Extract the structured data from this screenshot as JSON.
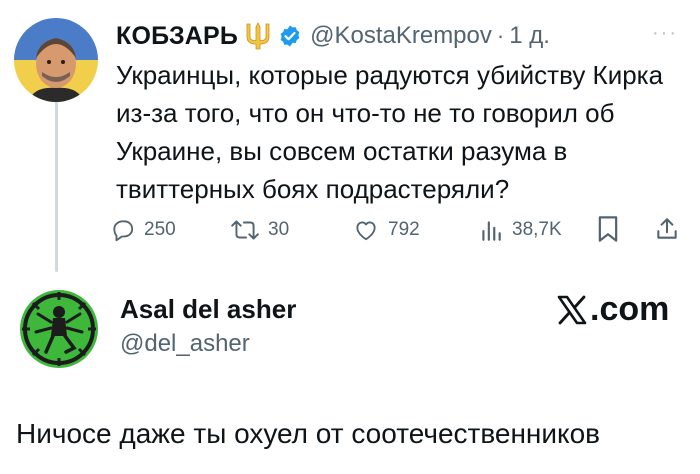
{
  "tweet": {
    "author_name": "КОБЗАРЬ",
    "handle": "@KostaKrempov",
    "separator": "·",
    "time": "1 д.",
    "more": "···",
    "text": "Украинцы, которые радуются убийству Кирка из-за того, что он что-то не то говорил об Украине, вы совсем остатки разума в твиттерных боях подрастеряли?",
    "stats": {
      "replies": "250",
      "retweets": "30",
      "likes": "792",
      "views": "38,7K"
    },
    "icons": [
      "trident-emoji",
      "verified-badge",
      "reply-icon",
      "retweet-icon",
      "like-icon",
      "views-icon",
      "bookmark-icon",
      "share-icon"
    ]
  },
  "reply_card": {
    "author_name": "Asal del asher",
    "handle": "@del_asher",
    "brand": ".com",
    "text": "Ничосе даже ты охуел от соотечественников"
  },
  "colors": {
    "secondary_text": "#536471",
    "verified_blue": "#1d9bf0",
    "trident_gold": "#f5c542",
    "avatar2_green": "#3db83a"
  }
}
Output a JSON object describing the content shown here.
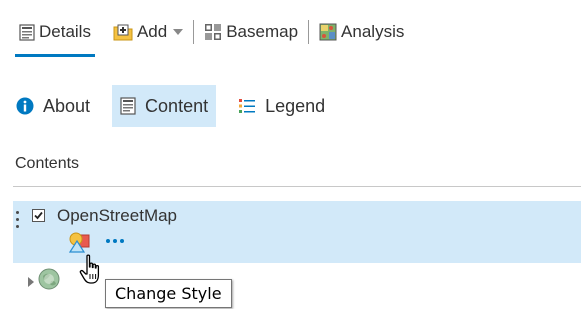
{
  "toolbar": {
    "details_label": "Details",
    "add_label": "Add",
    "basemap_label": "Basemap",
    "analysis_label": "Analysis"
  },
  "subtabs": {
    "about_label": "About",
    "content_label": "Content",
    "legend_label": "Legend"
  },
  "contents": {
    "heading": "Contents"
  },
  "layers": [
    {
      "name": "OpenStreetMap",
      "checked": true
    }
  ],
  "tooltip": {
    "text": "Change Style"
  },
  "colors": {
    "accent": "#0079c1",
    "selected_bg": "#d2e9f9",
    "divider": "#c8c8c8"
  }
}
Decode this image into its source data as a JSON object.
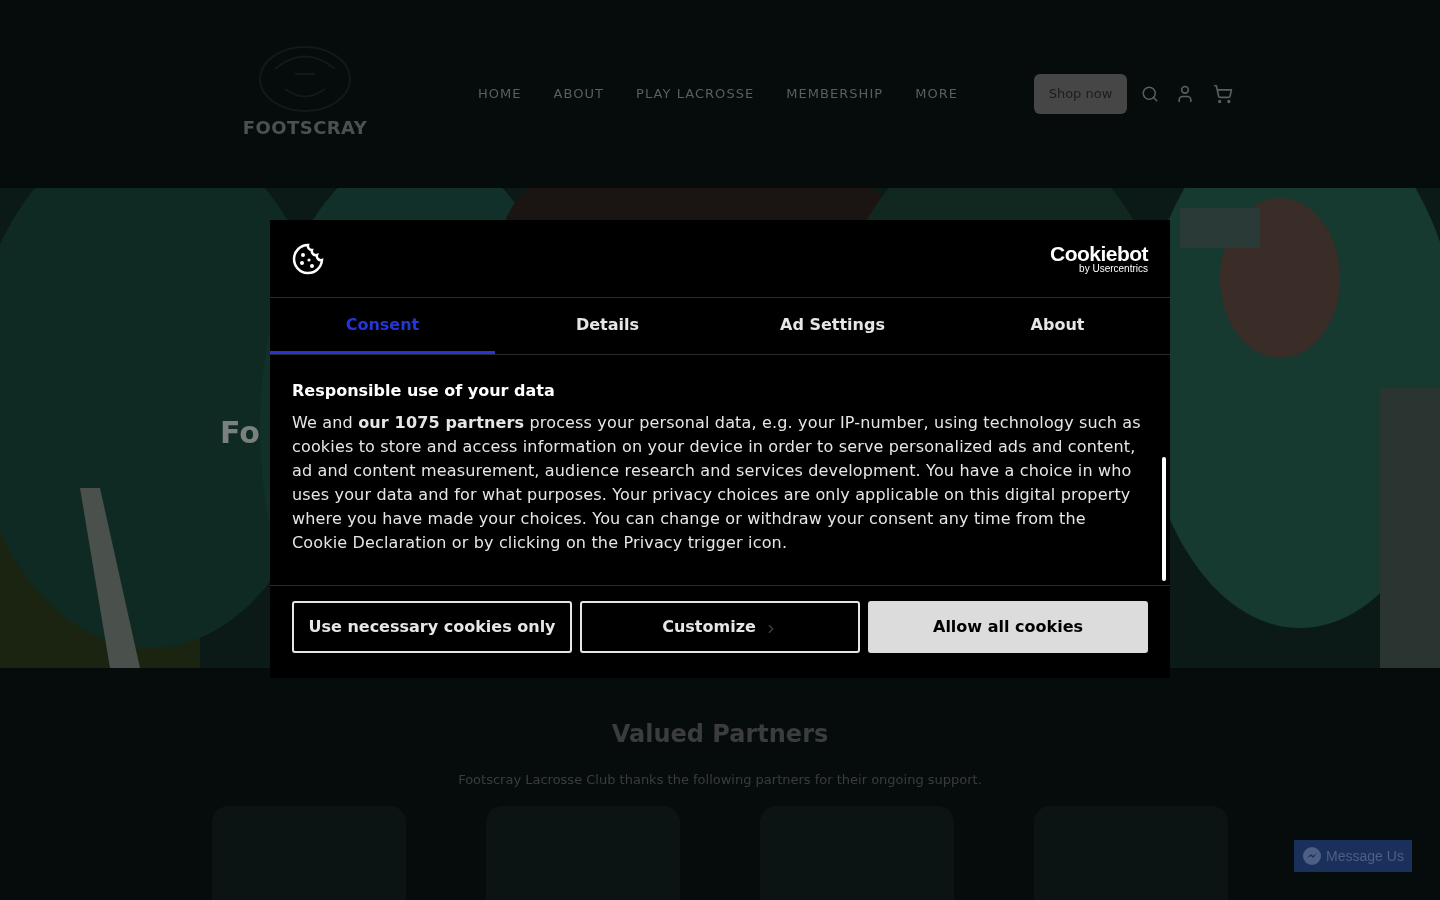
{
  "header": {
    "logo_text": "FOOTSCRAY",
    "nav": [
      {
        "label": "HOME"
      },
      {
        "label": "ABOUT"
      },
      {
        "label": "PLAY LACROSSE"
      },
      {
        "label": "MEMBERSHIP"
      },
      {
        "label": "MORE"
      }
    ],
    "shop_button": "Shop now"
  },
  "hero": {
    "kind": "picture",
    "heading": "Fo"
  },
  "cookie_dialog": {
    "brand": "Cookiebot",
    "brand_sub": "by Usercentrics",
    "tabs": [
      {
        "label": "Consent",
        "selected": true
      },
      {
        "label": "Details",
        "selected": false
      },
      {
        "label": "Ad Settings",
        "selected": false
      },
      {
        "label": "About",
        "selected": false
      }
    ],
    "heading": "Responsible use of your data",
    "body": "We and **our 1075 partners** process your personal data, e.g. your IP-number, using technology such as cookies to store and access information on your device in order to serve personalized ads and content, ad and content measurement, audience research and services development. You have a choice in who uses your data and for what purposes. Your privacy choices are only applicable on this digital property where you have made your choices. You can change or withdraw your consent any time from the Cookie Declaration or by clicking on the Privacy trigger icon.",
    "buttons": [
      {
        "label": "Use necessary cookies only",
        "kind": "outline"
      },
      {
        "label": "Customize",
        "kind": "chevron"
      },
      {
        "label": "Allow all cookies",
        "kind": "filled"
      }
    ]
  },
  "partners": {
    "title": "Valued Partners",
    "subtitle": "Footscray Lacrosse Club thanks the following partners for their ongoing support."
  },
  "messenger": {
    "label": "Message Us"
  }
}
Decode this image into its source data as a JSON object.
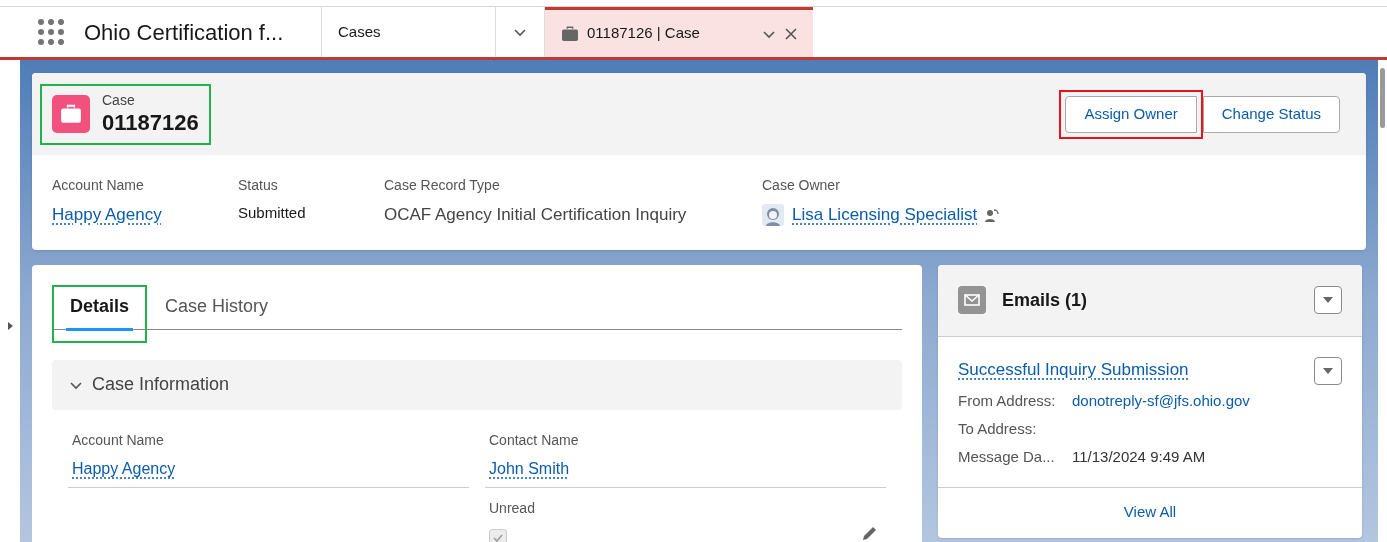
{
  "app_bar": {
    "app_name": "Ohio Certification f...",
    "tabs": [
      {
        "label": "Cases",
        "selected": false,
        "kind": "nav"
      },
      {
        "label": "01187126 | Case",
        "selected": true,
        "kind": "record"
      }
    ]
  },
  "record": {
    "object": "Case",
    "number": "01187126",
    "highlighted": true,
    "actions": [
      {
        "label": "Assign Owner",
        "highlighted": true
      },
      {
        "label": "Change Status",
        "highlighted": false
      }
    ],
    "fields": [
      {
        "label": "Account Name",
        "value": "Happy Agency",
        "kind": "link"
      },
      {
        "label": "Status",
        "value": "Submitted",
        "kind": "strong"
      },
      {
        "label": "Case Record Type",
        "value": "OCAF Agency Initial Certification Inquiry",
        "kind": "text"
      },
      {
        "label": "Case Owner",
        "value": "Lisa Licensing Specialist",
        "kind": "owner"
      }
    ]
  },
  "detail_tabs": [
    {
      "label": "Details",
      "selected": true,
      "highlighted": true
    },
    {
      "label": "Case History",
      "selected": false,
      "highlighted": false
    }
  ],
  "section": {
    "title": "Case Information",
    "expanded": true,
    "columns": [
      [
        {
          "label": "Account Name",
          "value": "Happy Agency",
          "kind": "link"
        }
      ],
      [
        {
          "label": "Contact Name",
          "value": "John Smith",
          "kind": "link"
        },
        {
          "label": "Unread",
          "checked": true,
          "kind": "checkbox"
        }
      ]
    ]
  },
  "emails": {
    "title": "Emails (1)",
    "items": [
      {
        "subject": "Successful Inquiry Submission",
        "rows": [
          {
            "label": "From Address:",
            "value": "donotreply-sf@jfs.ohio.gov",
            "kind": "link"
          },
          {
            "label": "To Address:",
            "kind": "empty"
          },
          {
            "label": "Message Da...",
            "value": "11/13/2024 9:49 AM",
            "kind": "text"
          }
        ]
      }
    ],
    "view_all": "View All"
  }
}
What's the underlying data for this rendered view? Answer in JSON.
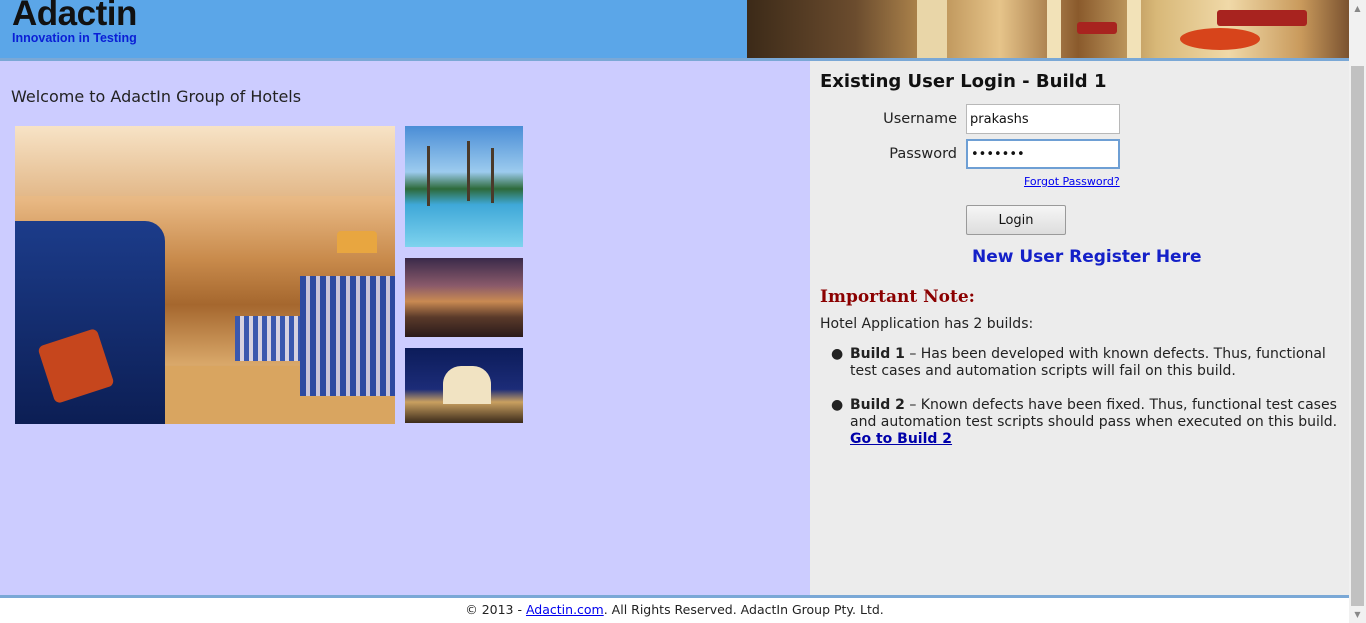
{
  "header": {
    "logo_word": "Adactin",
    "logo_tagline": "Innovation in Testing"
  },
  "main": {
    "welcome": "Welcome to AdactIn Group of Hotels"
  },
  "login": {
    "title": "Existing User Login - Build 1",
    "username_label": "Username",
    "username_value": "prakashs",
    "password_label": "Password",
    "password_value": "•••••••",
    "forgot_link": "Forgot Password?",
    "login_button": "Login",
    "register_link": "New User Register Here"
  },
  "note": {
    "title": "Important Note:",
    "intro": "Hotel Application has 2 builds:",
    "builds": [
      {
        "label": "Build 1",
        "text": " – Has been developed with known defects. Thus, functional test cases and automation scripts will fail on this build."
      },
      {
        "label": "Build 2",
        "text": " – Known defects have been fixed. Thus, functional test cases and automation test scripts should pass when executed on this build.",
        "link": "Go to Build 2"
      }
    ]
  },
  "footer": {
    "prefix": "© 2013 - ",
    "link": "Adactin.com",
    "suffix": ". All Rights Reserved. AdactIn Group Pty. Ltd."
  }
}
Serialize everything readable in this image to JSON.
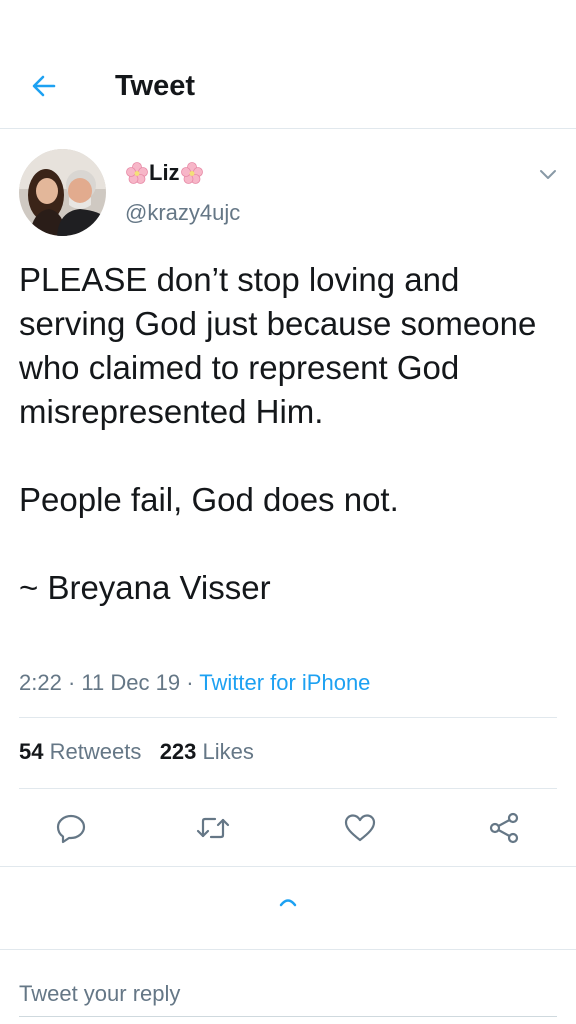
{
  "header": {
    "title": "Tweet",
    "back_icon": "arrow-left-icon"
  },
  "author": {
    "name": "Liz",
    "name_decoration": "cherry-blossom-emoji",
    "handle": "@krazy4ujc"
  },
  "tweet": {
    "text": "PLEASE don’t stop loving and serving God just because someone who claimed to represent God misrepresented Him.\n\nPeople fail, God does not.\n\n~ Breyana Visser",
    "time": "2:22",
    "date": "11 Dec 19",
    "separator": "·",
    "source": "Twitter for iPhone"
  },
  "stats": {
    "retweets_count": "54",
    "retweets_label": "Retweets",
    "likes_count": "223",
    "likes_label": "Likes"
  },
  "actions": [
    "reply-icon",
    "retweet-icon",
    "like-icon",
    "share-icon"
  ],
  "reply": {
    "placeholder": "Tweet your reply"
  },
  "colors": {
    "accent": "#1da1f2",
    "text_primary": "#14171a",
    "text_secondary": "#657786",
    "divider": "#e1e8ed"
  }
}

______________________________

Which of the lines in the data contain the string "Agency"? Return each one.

        "value": "Happy Agency",
        "value": "OCAF Agency Initial Certification Inquiry",
          "value": "Happy Agency",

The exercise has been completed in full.